Provided entries:
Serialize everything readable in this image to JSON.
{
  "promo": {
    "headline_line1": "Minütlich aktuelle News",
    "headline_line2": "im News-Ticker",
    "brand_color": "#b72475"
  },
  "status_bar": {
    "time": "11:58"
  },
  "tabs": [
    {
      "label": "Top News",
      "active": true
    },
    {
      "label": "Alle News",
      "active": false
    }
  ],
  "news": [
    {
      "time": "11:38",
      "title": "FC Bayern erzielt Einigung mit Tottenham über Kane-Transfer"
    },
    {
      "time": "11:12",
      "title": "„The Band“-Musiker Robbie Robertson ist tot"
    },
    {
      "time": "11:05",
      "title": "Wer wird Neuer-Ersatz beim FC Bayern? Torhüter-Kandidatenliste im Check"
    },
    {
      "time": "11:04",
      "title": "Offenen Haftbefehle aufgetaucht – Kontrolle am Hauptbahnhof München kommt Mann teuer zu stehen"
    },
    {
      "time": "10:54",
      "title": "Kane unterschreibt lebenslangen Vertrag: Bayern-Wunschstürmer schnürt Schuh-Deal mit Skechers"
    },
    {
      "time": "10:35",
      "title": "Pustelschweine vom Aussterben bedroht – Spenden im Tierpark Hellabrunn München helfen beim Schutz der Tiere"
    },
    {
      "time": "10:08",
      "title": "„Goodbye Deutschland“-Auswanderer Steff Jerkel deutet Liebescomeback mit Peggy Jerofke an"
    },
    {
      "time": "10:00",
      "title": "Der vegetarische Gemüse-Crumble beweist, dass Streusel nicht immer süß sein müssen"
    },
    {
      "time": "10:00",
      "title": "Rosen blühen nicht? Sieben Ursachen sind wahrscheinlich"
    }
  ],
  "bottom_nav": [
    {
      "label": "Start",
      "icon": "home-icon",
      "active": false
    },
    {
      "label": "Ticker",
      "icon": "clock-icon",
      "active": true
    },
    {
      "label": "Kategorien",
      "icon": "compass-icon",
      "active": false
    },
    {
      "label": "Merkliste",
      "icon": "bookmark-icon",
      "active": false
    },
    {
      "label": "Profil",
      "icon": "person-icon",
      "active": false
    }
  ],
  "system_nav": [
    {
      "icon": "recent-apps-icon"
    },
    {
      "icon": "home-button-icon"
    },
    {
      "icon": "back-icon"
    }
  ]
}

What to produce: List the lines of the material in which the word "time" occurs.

Written response:
    "time": "11:58"
      "time": "11:38",
      "time": "11:12",
      "time": "11:05",
      "time": "11:04",
      "time": "10:54",
      "time": "10:35",
      "time": "10:08",
      "time": "10:00",
      "time": "10:00",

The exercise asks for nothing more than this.